Record set:

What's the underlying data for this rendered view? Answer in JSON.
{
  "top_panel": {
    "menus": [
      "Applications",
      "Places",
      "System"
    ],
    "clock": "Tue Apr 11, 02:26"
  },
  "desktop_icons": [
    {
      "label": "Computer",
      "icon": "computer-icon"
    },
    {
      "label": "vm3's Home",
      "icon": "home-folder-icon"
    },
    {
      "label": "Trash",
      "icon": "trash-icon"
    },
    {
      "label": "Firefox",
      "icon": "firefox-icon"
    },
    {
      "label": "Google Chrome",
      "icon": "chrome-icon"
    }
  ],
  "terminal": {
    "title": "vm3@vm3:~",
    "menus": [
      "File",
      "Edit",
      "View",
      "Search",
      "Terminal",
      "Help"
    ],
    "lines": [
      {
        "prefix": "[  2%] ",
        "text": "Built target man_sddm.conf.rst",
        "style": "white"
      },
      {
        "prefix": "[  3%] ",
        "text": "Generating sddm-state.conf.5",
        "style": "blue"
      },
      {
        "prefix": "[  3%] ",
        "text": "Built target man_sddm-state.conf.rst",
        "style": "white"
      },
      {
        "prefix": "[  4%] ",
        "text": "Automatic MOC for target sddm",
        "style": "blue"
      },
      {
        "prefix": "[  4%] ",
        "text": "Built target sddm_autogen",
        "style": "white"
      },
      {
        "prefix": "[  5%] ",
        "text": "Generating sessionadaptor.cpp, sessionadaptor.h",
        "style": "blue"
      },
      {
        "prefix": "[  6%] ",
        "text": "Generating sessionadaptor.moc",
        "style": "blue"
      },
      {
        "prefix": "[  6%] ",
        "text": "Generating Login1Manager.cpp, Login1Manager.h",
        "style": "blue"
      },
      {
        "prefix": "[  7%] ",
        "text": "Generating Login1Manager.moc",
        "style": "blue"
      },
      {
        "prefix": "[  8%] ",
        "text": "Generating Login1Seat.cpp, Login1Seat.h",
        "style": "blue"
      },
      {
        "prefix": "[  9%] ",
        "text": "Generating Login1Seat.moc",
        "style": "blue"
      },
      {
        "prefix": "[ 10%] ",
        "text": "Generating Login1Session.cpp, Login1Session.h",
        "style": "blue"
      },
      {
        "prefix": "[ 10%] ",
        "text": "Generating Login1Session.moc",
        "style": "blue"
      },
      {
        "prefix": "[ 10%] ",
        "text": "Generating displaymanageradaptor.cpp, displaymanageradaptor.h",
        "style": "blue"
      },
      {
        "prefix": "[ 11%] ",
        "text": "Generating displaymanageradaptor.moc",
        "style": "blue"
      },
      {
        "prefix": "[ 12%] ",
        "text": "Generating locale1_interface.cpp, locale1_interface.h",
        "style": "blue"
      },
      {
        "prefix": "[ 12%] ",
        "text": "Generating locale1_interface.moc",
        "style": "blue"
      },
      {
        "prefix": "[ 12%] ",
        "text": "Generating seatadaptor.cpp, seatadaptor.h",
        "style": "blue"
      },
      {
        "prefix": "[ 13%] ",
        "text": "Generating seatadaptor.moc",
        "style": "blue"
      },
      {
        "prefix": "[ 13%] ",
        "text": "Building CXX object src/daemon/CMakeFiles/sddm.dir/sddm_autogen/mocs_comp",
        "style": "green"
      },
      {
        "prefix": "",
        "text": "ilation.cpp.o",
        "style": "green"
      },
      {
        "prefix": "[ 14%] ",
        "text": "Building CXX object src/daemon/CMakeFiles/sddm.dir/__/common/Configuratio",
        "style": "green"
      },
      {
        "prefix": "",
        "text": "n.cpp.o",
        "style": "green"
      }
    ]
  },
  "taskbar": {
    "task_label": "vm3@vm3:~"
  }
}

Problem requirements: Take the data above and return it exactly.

Exercise response:
What's the underlying data for this rendered view? Answer in JSON.
{
  "top_panel": {
    "menus": [
      "Applications",
      "Places",
      "System"
    ],
    "clock": "Tue Apr 11, 02:26"
  },
  "desktop_icons": [
    {
      "label": "Computer",
      "icon": "computer-icon"
    },
    {
      "label": "vm3's Home",
      "icon": "home-folder-icon"
    },
    {
      "label": "Trash",
      "icon": "trash-icon"
    },
    {
      "label": "Firefox",
      "icon": "firefox-icon"
    },
    {
      "label": "Google Chrome",
      "icon": "chrome-icon"
    }
  ],
  "terminal": {
    "title": "vm3@vm3:~",
    "menus": [
      "File",
      "Edit",
      "View",
      "Search",
      "Terminal",
      "Help"
    ],
    "lines": [
      {
        "prefix": "[  2%] ",
        "text": "Built target man_sddm.conf.rst",
        "style": "white"
      },
      {
        "prefix": "[  3%] ",
        "text": "Generating sddm-state.conf.5",
        "style": "blue"
      },
      {
        "prefix": "[  3%] ",
        "text": "Built target man_sddm-state.conf.rst",
        "style": "white"
      },
      {
        "prefix": "[  4%] ",
        "text": "Automatic MOC for target sddm",
        "style": "blue"
      },
      {
        "prefix": "[  4%] ",
        "text": "Built target sddm_autogen",
        "style": "white"
      },
      {
        "prefix": "[  5%] ",
        "text": "Generating sessionadaptor.cpp, sessionadaptor.h",
        "style": "blue"
      },
      {
        "prefix": "[  6%] ",
        "text": "Generating sessionadaptor.moc",
        "style": "blue"
      },
      {
        "prefix": "[  6%] ",
        "text": "Generating Login1Manager.cpp, Login1Manager.h",
        "style": "blue"
      },
      {
        "prefix": "[  7%] ",
        "text": "Generating Login1Manager.moc",
        "style": "blue"
      },
      {
        "prefix": "[  8%] ",
        "text": "Generating Login1Seat.cpp, Login1Seat.h",
        "style": "blue"
      },
      {
        "prefix": "[  9%] ",
        "text": "Generating Login1Seat.moc",
        "style": "blue"
      },
      {
        "prefix": "[ 10%] ",
        "text": "Generating Login1Session.cpp, Login1Session.h",
        "style": "blue"
      },
      {
        "prefix": "[ 10%] ",
        "text": "Generating Login1Session.moc",
        "style": "blue"
      },
      {
        "prefix": "[ 10%] ",
        "text": "Generating displaymanageradaptor.cpp, displaymanageradaptor.h",
        "style": "blue"
      },
      {
        "prefix": "[ 11%] ",
        "text": "Generating displaymanageradaptor.moc",
        "style": "blue"
      },
      {
        "prefix": "[ 12%] ",
        "text": "Generating locale1_interface.cpp, locale1_interface.h",
        "style": "blue"
      },
      {
        "prefix": "[ 12%] ",
        "text": "Generating locale1_interface.moc",
        "style": "blue"
      },
      {
        "prefix": "[ 12%] ",
        "text": "Generating seatadaptor.cpp, seatadaptor.h",
        "style": "blue"
      },
      {
        "prefix": "[ 13%] ",
        "text": "Generating seatadaptor.moc",
        "style": "blue"
      },
      {
        "prefix": "[ 13%] ",
        "text": "Building CXX object src/daemon/CMakeFiles/sddm.dir/sddm_autogen/mocs_comp",
        "style": "green"
      },
      {
        "prefix": "",
        "text": "ilation.cpp.o",
        "style": "green"
      },
      {
        "prefix": "[ 14%] ",
        "text": "Building CXX object src/daemon/CMakeFiles/sddm.dir/__/common/Configuratio",
        "style": "green"
      },
      {
        "prefix": "",
        "text": "n.cpp.o",
        "style": "green"
      }
    ]
  },
  "taskbar": {
    "task_label": "vm3@vm3:~"
  }
}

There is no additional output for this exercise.